Father Stanley Francis Rother, a priest of the Archdiocese of Oklahoma City, born in 1935 in Okarche, Okla., ordained in 1963, was one of many American priests who went to serve in Latin America, responding to Blessed Pope John XXIII’s appeal.

Assigned to Santiago Atitlan in the rural highlands of Guatemala, in addition to regular pastoral duties, he started a hospital and translated the New Testament into Tzutuhil, a local indigenous language.

He enraged some political extremists, furious at the Church’s call to respect human rights. Ignoring threats, he was assassinated in his rectory on July 28, 1981.

Atlanta Priest Reaches Youth by Social Media

Ordained in 1993 for the Archdiocese of Atlanta, Father Tim Hepburn already had a degree in architecture from Alabama’s Auburn University.

As a priest, he began a special outreach to youth, stressing prayer as a deeply personal conversation with God, and frankly discussing his motives for being a priest and the rewards the priesthood has brought him.
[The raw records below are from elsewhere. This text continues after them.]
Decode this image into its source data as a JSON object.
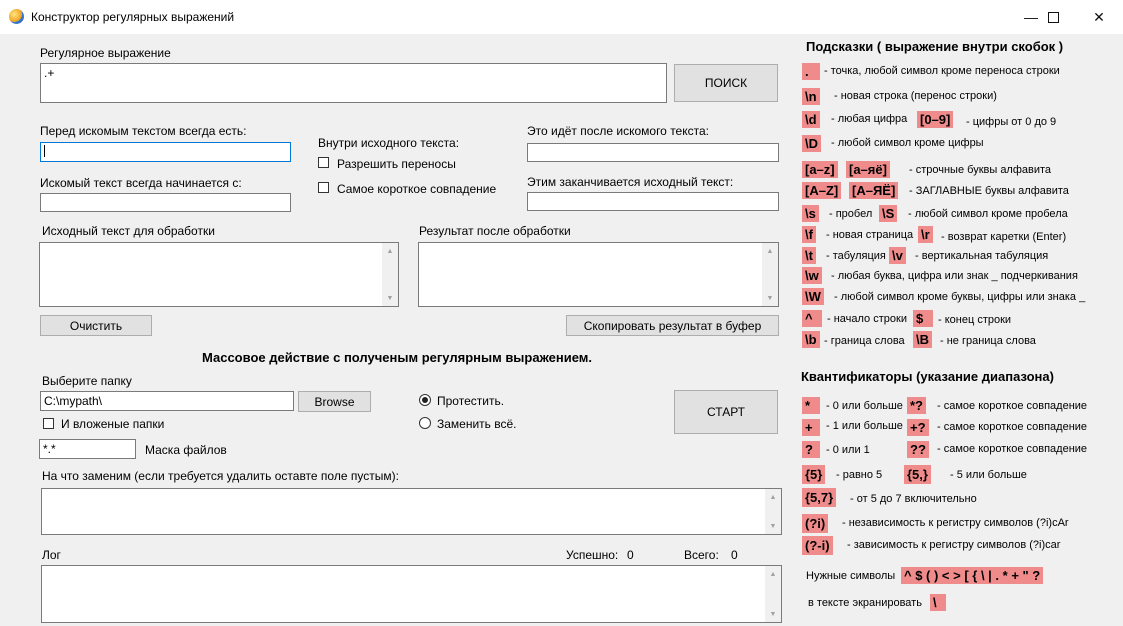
{
  "window": {
    "title": "Конструктор регулярных выражений"
  },
  "regex": {
    "label": "Регулярное выражение",
    "value": ".+",
    "search_button": "ПОИСК"
  },
  "before": {
    "label": "Перед искомым текстом всегда есть:",
    "value": ""
  },
  "starts": {
    "label": "Искомый текст всегда начинается с:",
    "value": ""
  },
  "inside": {
    "label": "Внутри исходного текста:",
    "allow_wrap": "Разрешить переносы",
    "shortest": "Самое короткое совпадение"
  },
  "after": {
    "label": "Это идёт после искомого текста:",
    "value": ""
  },
  "ends": {
    "label": "Этим заканчивается исходный текст:",
    "value": ""
  },
  "source": {
    "label": "Исходный текст для обработки",
    "clear_button": "Очистить"
  },
  "result": {
    "label": "Результат после обработки",
    "copy_button": "Скопировать результат в буфер"
  },
  "mass": {
    "heading": "Массовое действие с полученым регулярным выражением.",
    "folder_label": "Выберите папку",
    "folder_value": "C:\\mypath\\",
    "browse_button": "Browse",
    "subfolders": "И вложеные папки",
    "mask_value": "*.*",
    "mask_label": "Маска файлов",
    "test_radio": "Протестить.",
    "replace_radio": "Заменить всё.",
    "start_button": "СТАРТ",
    "replace_label": "На что заменим (если требуется удалить оставте поле пустым):"
  },
  "log": {
    "label": "Лог",
    "success_label": "Успешно:",
    "success_value": "0",
    "total_label": "Всего:",
    "total_value": "0"
  },
  "hints": {
    "title": "Подсказки ( выражение внутри скобок )",
    "dot": ".",
    "dot_desc": "- точка, любой символ кроме переноса строки",
    "n": "\\n",
    "n_desc": "- новая строка (перенос строки)",
    "d": "\\d",
    "d_desc": "- любая цифра",
    "range09": "[0–9]",
    "range09_desc": "- цифры от 0 до 9",
    "D": "\\D",
    "D_desc": "- любой символ кроме цифры",
    "az": "[a–z]",
    "ayo": "[а–яё]",
    "lower_desc": "- строчные буквы алфавита",
    "AZ": "[A–Z]",
    "AYO": "[А–ЯЁ]",
    "upper_desc": "- ЗАГЛАВНЫЕ буквы алфавита",
    "s": "\\s",
    "s_desc": "- пробел",
    "S": "\\S",
    "S_desc": "- любой символ кроме пробела",
    "f": "\\f",
    "f_desc": "- новая страница",
    "r": "\\r",
    "r_desc": "- возврат каретки (Enter)",
    "t": "\\t",
    "t_desc": "- табуляция",
    "v": "\\v",
    "v_desc": "- вертикальная табуляция",
    "w": "\\w",
    "w_desc": "- любая буква, цифра или знак _ подчеркивания",
    "W": "\\W",
    "W_desc": "- любой символ кроме буквы, цифры или знака _",
    "caret": "^",
    "caret_desc": "- начало строки",
    "dollar": "$",
    "dollar_desc": "- конец строки",
    "b": "\\b",
    "b_desc": "- граница слова",
    "B": "\\B",
    "B_desc": "- не граница слова"
  },
  "quant": {
    "title": "Квантификаторы (указание диапазона)",
    "star": "*",
    "star_desc": "- 0 или больше",
    "star_lazy": "*?",
    "lazy_desc": "- самое короткое совпадение",
    "plus": "+",
    "plus_desc": "- 1 или больше",
    "plus_lazy": "+?",
    "q": "?",
    "q_desc": "- 0 или 1",
    "q_lazy": "??",
    "five": "{5}",
    "five_desc": "- равно 5",
    "five_more": "{5,}",
    "five_more_desc": "- 5 или больше",
    "five_seven": "{5,7}",
    "five_seven_desc": "- от 5 до 7 включительно",
    "ci": "(?i)",
    "ci_desc": "- независимость к регистру символов (?i)cAr",
    "cs": "(?-i)",
    "cs_desc": "- зависимость к регистру символов (?i)car",
    "special_label": "Нужные символы",
    "special": "^ $ ( ) < > [ { \\ |  . * + \"  ?",
    "escape_label": "в тексте экранировать",
    "escape": "\\"
  }
}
Using social media to communicate with young people, his message is accepting God, responding to God’s love, discipleship and vocation.

Along the way, he obtained a degree in the New Evangelization. He is the archdiocesan vocations director and spiritual director for permanent deacons.

Fifty Years Ago

In April 1964, an article looked at the theology of Father Hans Kueng, whose writings at the time were both widely reported and controversial. Another article looked at the historical and theological backgrounds of the Constitution on the Sacred Liturgy.

Holy Week Liturgies

In 1955, Pope Pius XII dramatically changed the liturgies of Holy Week, wishing to make the ceremonies more engaging for average Catholics and to restore the oldest traditions. It was a major incentive for the liturgical reforms of the Second Vatican Council.

‘Go in Peace’

“He lives!”